So far this school year, Santa Fe Public Schools has shut down for only one day of foul weather. The district has several snow days built into its calendar that would still allow it to meet state requirements for 180 days of instructional time.
School board member Steven Carrillo said Thursday would be like any other snow day, except parents would get nearly a full day’s notice to plan for it rather than three or four hours’ notice. Those working in administrative offices would still be required to work. School employees who don’t work would get paid.
Carrillo first proposed the idea of canceling school for a day of activism during a board study session Monday evening. Incorrect reports that the district was planning to close Wednesday for a Roundhouse rally later began circulating on social media sites, raising concerns that schools would close without enough warning.
School board members Lorraine Price and Maureen Cashmon voiced concerns Monday that if the district called a snow day, parents would have to scramble to find day care for their kids and that some low-income children who do not get regular meals at home would go hungry that day.
Carrillo said the district is working to ensure that students have access to school meals even if classes are canceled, though he provided no details Tuesday about how the plan would be carried out.

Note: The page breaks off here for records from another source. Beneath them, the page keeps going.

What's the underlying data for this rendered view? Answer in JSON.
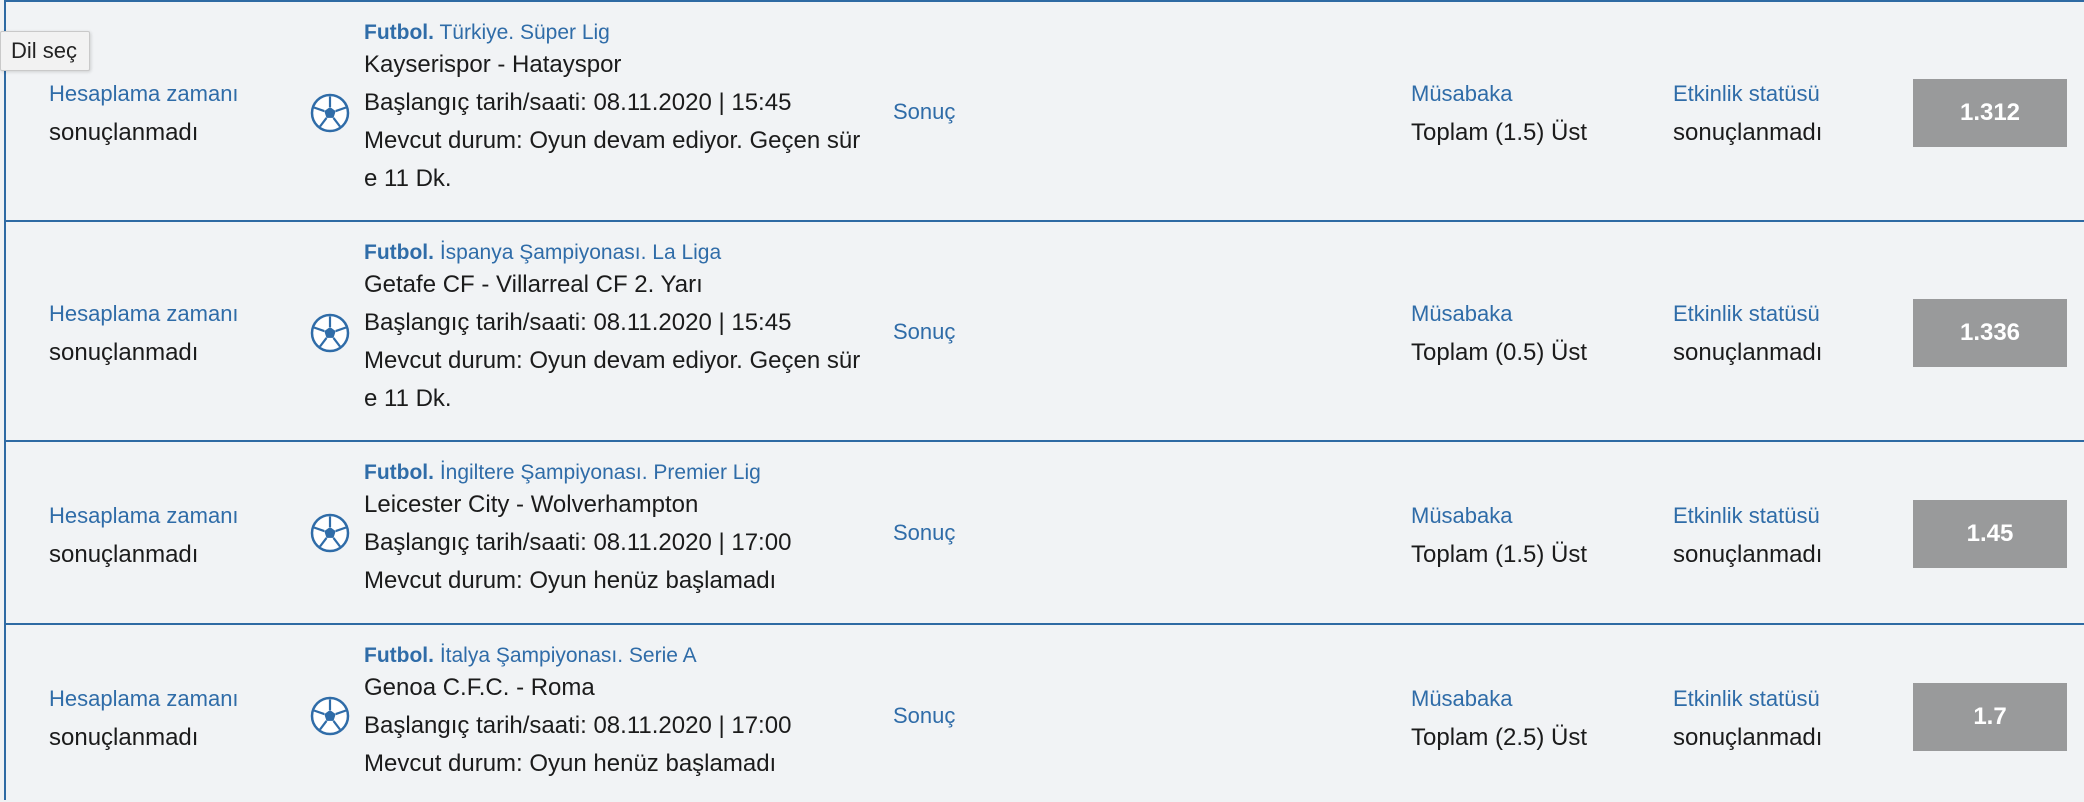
{
  "tooltip": "Dil seç",
  "rows": [
    {
      "calc_label": "Hesaplama zamanı",
      "calc_value": "sonuçlanmadı",
      "sport": "Futbol.",
      "league": " Türkiye. Süper Lig",
      "match": "Kayserispor - Hatayspor",
      "start": "Başlangıç tarih/saati: 08.11.2020 | 15:45",
      "status": "Mevcut durum: Oyun devam ediyor. Geçen süre 11 Dk.",
      "result": "Sonuç",
      "market_label": "Müsabaka",
      "market_value": "Toplam (1.5) Üst",
      "event_status_label": "Etkinlik statüsü",
      "event_status_value": "sonuçlanmadı",
      "odd": "1.312"
    },
    {
      "calc_label": "Hesaplama zamanı",
      "calc_value": "sonuçlanmadı",
      "sport": "Futbol.",
      "league": " İspanya Şampiyonası. La Liga",
      "match": "Getafe CF - Villarreal CF 2. Yarı",
      "start": "Başlangıç tarih/saati: 08.11.2020 | 15:45",
      "status": "Mevcut durum: Oyun devam ediyor. Geçen süre 11 Dk.",
      "result": "Sonuç",
      "market_label": "Müsabaka",
      "market_value": "Toplam (0.5) Üst",
      "event_status_label": "Etkinlik statüsü",
      "event_status_value": "sonuçlanmadı",
      "odd": "1.336"
    },
    {
      "calc_label": "Hesaplama zamanı",
      "calc_value": "sonuçlanmadı",
      "sport": "Futbol.",
      "league": " İngiltere Şampiyonası. Premier Lig",
      "match": "Leicester City - Wolverhampton",
      "start": "Başlangıç tarih/saati: 08.11.2020 | 17:00",
      "status": "Mevcut durum: Oyun henüz başlamadı",
      "result": "Sonuç",
      "market_label": "Müsabaka",
      "market_value": "Toplam (1.5) Üst",
      "event_status_label": "Etkinlik statüsü",
      "event_status_value": "sonuçlanmadı",
      "odd": "1.45"
    },
    {
      "calc_label": "Hesaplama zamanı",
      "calc_value": "sonuçlanmadı",
      "sport": "Futbol.",
      "league": " İtalya Şampiyonası. Serie A",
      "match": "Genoa C.F.C. - Roma",
      "start": "Başlangıç tarih/saati: 08.11.2020 | 17:00",
      "status": "Mevcut durum: Oyun henüz başlamadı",
      "result": "Sonuç",
      "market_label": "Müsabaka",
      "market_value": "Toplam (2.5) Üst",
      "event_status_label": "Etkinlik statüsü",
      "event_status_value": "sonuçlanmadı",
      "odd": "1.7"
    }
  ],
  "icons": {
    "sport": "soccer-ball-icon"
  },
  "colors": {
    "accent": "#2f6ca8",
    "divider": "#2e6aa3",
    "odd_button": "#999a9b",
    "background": "#f1f3f5"
  }
}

Cashmon said she still has concerns, “especially if we take a full day off, that some kids will be home alone. Some kids won’t eat,” she said. “Parents with special-ed kids — what are they going to do? I understand the objective and fully support wanting to try to get some comprise and get a reasonable budget passed for education, but I’m not sure this is the right way to go.”
The snow day would come just before Santa Fe Public Schools’ weeklong spring break starting Monday, March 20.
For years, Carrillo has advocated for a day of action, in which schools would close and all of their employees, students and parents would flood the Capitol to make a point that education matters.
He said his vision for Thursday is that people line the stairs of the Capitol leading to the fourth-floor office of the governor to deliver “a message of hope” in the form of letters and postcards urging her to hold the line when it comes to education.
If the district does close down Thursday, and nobody shows up at the Roundhouse, he said, “Then we get what we deserve.”
Grace Mayer, president of the teachers union NEA-Santa Fe, said based on her conversations with teachers, many of them would support the snow day for activism.
“We don’t have any choice but to take serious action to inform the community” about the threat of education cuts, Mayer said Tuesday.
In the past few years, teachers have sometimes gathered at the Roundhouse on federal holidays such as Martin Luther King Jr. Day to advocate for public education.
But it’s unclear whether a planned, paid day off for teachers and students to rally at the Capitol would any raise ethics issues. Representatives from the Secretary of State’s Office, New Mexico Ethics Watch and Common Cause New Mexico did not respond by press deadline to calls seeking comment on this possibility.
Two Democratic legislators said they support the idea of a school district taking a day off just so students can see how the state Legislature works.
“As long as they make their 180 [classroom] days or whatever, I think it’s a great thing,” said Sen. Cisco McSorley, D-Albuquerque. He said it would be equivalent to a field trip to observe government in action. “We don’t teach civics anymore [in school], so I think it’s fine.”
Senate Majority Leader Peter Wirth, D-Santa Fe, said many students spend a day at the Legislature as part of a mentorship program or a field trip, so the notion of students and staff descending on the Roundhouse is normal.
Neither senator had any idea of whether a concocted snow day would cause child care problems or extra expenses for parents. McSorley said the child care center he used for his son had allowances for accepting children at unexpected times.
Wirth, upon initially hearing the news of the potential rally, responded with a one-liner: “Well, we need the snow.”